Dad and I were amongst the founders of the Religious right. In the 1970s and 1980s, while Dad and I crisscrossed America denouncing our nation's sins instead of getting in trouble we became darlings of the Republican Party. (This was while I was my father's sidekick before I dropped out of the evangelical movement altogether.) We were rewarded for our "stand" by people such as Congressman Jack Kemp, the Fords, Reagan and the Bush family. The top Republican leadership depended on preachers and agitators like us to energize their rank and file. No one called us un-American.
Consider a few passages from my father's immensely influential America-bashing book A Christian Manifesto. It sailed under the radar of the major media who, back when it was published in 1980, were not paying particular attention to best-selling religious books. Nevertheless it sold more than a million copies.
"If there is a legitimate reason for the use of force [against the US government]... then at a certain point force is justifiable."
"In the United States the materialistic, humanistic world view is being taught exclusively in most state schools... There is an obvious parallel between this and the situation in Russia [the USSR]. And we really must not be blind to the fact that indeed in the public schools in the United States all religious influence is as forcibly forbidden as in the Soviet Union...."
"There does come a time when force, even physical force, is appropriate... A true Christian in Hitler's Germany and in the occupied countries should have defied the false and counterfeit state. This brings us to a current issue that is crucial for the future of the church in the United States, the issue of abortion... It is time we consciously realize that when any office commands what is contrary to God's law it abrogates it's authority. And our loyalty to the God who gave this law then requires that we make the appropriate response in that situation..."
I'm not saying if I agree with Dad here or not. My point here isn't about Dad or Rev Wright's words but about the double standard applied to judging them and using them to smear Obama.
The hypocrisy of the right attacking Obama, because of his minister's words, is staggering. When my late father and I were the guests of Jerry Falwell at Liberty Baptist College, Falwell said to us quite casually and seriously, while speaking of the "homosexual problem," that: "If I had a dog that did what they do I take it out and shoot it." And when it came to saying God was damning America he and Pat Robertson sided with the 9/11 hijackers by saying the terrorist's actions served America right and were God's punishment. Yet John McCain went to Liberty Baptist College and spoke for Falwell, in order to "mend fences" with the Religious Right. He said he no longer believed that Falwell was "an agent of intolerance." And Rudi Giuliani gladly accepted Robertson's endorsement. So much for the Republican "mainstream."

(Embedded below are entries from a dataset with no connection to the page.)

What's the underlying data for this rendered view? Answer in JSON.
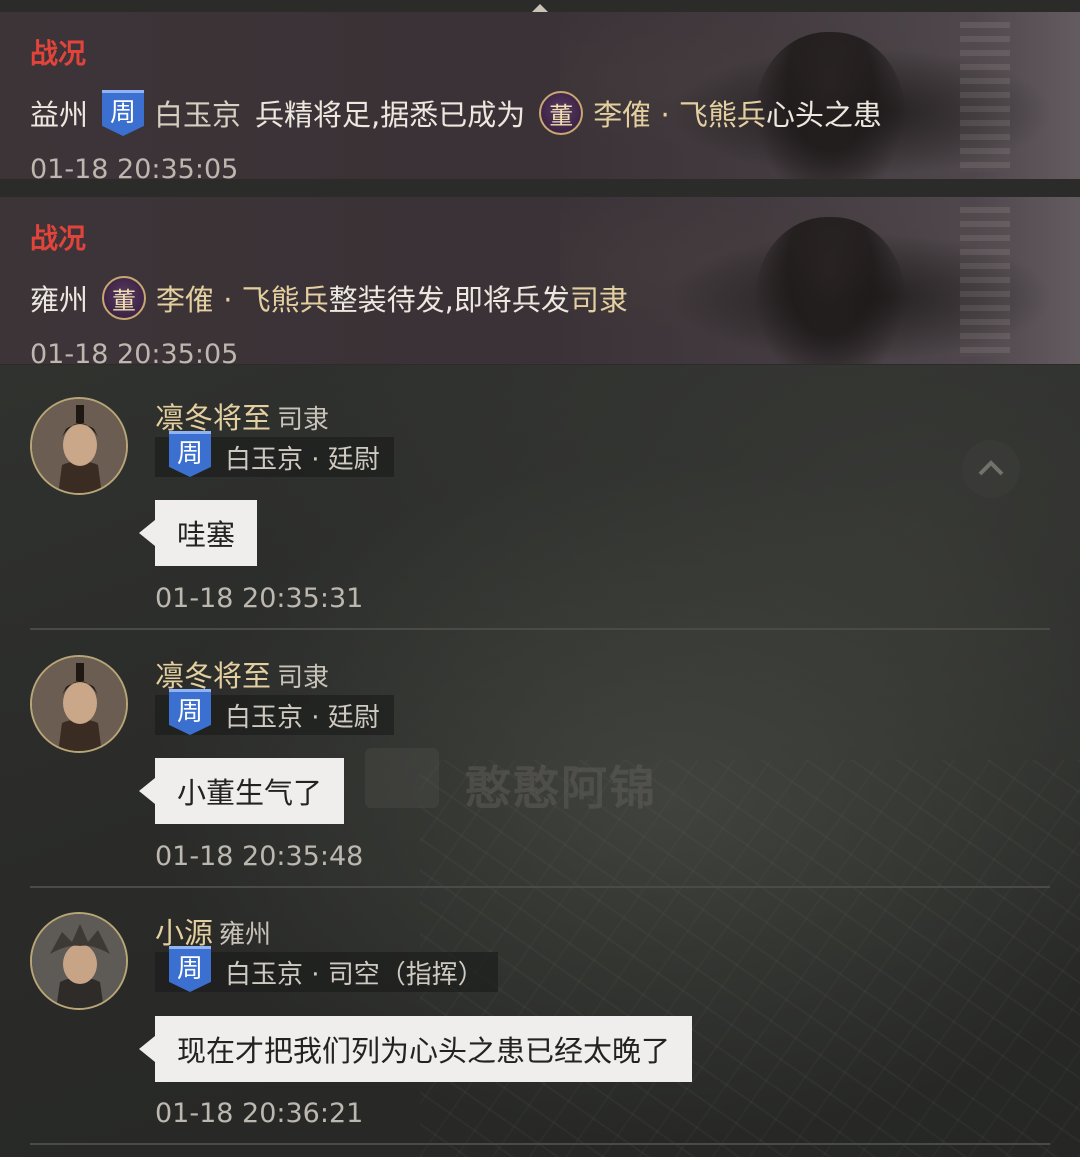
{
  "war_reports": [
    {
      "title": "战况",
      "region": "益州",
      "banner_char": "周",
      "city": "白玉京",
      "text_a": "兵精将足,据悉已成为",
      "seal_char": "董",
      "enemy": "李傕 · 飞熊兵",
      "text_b": "心头之患",
      "time": "01-18 20:35:05"
    },
    {
      "title": "战况",
      "region": "雍州",
      "seal_char": "董",
      "enemy": "李傕 · 飞熊兵",
      "text_a": "整装待发,即将兵发",
      "target": "司隶",
      "time": "01-18 20:35:05"
    }
  ],
  "messages": [
    {
      "name": "凛冬将至",
      "location": "司隶",
      "banner_char": "周",
      "affiliation": "白玉京 · 廷尉",
      "text": "哇塞",
      "time": "01-18 20:35:31"
    },
    {
      "name": "凛冬将至",
      "location": "司隶",
      "banner_char": "周",
      "affiliation": "白玉京 · 廷尉",
      "text": "小董生气了",
      "time": "01-18 20:35:48"
    },
    {
      "name": "小源",
      "location": "雍州",
      "banner_char": "周",
      "affiliation": "白玉京 · 司空（指挥）",
      "text": "现在才把我们列为心头之患已经太晚了",
      "time": "01-18 20:36:21"
    }
  ],
  "watermark": "憨憨阿锦",
  "icons": {
    "collapse": "chevron-up-icon",
    "scroll_up": "chevron-up-icon"
  },
  "colors": {
    "war_title": "#e2443b",
    "highlight": "#e4cfa0",
    "faction_blue": "#3b6fd0",
    "faction_purple": "#3c2446"
  }
}
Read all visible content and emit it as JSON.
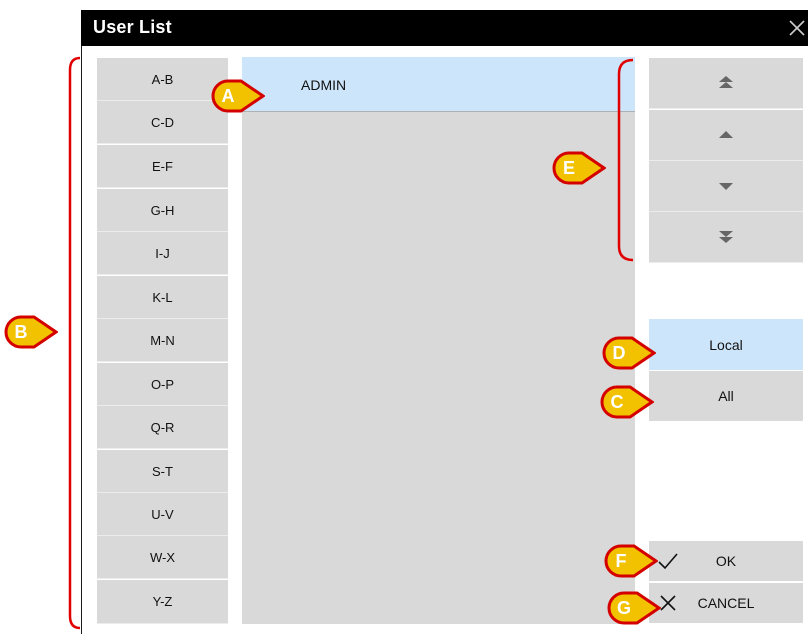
{
  "window": {
    "title": "User List"
  },
  "alphabet": [
    "A-B",
    "C-D",
    "E-F",
    "G-H",
    "I-J",
    "K-L",
    "M-N",
    "O-P",
    "Q-R",
    "S-T",
    "U-V",
    "W-X",
    "Y-Z"
  ],
  "users": [
    {
      "name": "ADMIN",
      "selected": true
    }
  ],
  "navigation": [
    "first-page-icon",
    "page-up-icon",
    "page-down-icon",
    "last-page-icon"
  ],
  "filters": {
    "local": "Local",
    "all": "All",
    "selected": "local"
  },
  "actions": {
    "ok": "OK",
    "cancel": "CANCEL"
  },
  "callouts": {
    "A": "A",
    "B": "B",
    "C": "C",
    "D": "D",
    "E": "E",
    "F": "F",
    "G": "G"
  },
  "colors": {
    "titlebar": "#000000",
    "button": "#d9d9d9",
    "selected": "#cde5fa",
    "bracket": "#e00000",
    "callout": "#e8a800"
  }
}
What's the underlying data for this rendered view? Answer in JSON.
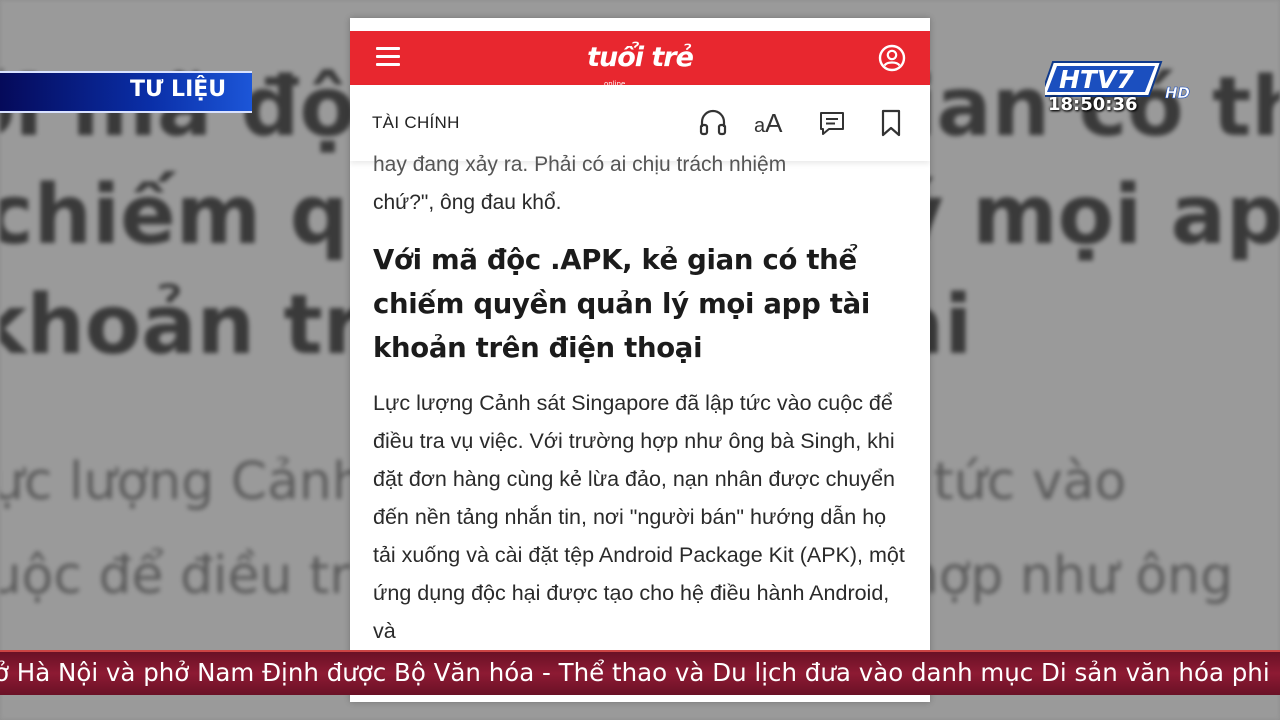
{
  "tv": {
    "segment_label": "TƯ LIỆU",
    "channel": "HTV7",
    "channel_suffix": "HD",
    "clock": "18:50:36",
    "ticker": "ở Hà Nội và phở Nam Định được Bộ Văn hóa - Thể thao và Du lịch đưa vào danh mục Di sản văn hóa phi"
  },
  "app": {
    "logo": "tuổi trẻ",
    "logo_sub": "online",
    "section": "TÀI CHÍNH",
    "text_size_label_small": "a",
    "text_size_label_large": "A",
    "accent_color": "#e8272f",
    "icons": [
      "menu-icon",
      "account-icon",
      "headphones-icon",
      "text-size-icon",
      "comment-icon",
      "bookmark-icon"
    ]
  },
  "article": {
    "prev_line_1": "hay đang xảy ra. Phải có ai chịu trách nhiệm",
    "prev_line_2": "chứ?\", ông đau khổ.",
    "headline": "Với mã độc .APK, kẻ gian có thể chiếm quyền quản lý mọi app tài khoản trên điện thoại",
    "body": "Lực lượng Cảnh sát Singapore đã lập tức vào cuộc để điều tra vụ việc. Với trường hợp như ông bà Singh, khi đặt đơn hàng cùng kẻ lừa đảo, nạn nhân được chuyển đến nền tảng nhắn tin, nơi \"người bán\" hướng dẫn họ tải xuống và cài đặt tệp Android Package Kit (APK), một ứng dụng độc hại được tạo cho hệ điều hành Android, và"
  },
  "backdrop": {
    "line_1": "Với mã độc .APK, kẻ gian có thể",
    "line_2": "chiếm quyền quản lý mọi app tài",
    "line_3": "khoản trên điện thoại",
    "line_4": "Lực lượng Cảnh sát Singapore đã lập tức vào",
    "line_5": "cuộc để điều tra vụ việc. Với trường hợp như ông"
  }
}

This cuts left too. Fair is fair. So where are the clips--playing incessantly next to Hillary Clinton's picture--of her antiwar friends and Bill Clinton's fellow draft dodger members of the New Left, cursing and damning America during Vietnam War protests and since? The company that Bill and Hillary kept in the late 1960s through the 1970s was defined by damning America and sometimes by rooting for the North Vietnamese. Clinton said he "loathed" the military. We still made him commander in chief.
By providence or blind luck, we are being given a second chance. In Obama our founders appear once again stepping from the mists of time to offer a wayward great, great grandchild an opportunity for redemption. But everything is turned on its head. Good is called bad. The greatest things about Obama are used against him, decency and transparency are mocked.
Frank Schaeffer is a writer and author of "CRAZY FOR GOD-How I Grew Up As One Of The Elect, Helped Found The Religious Right, And Lived To Take All (Or Almost All) Of It Back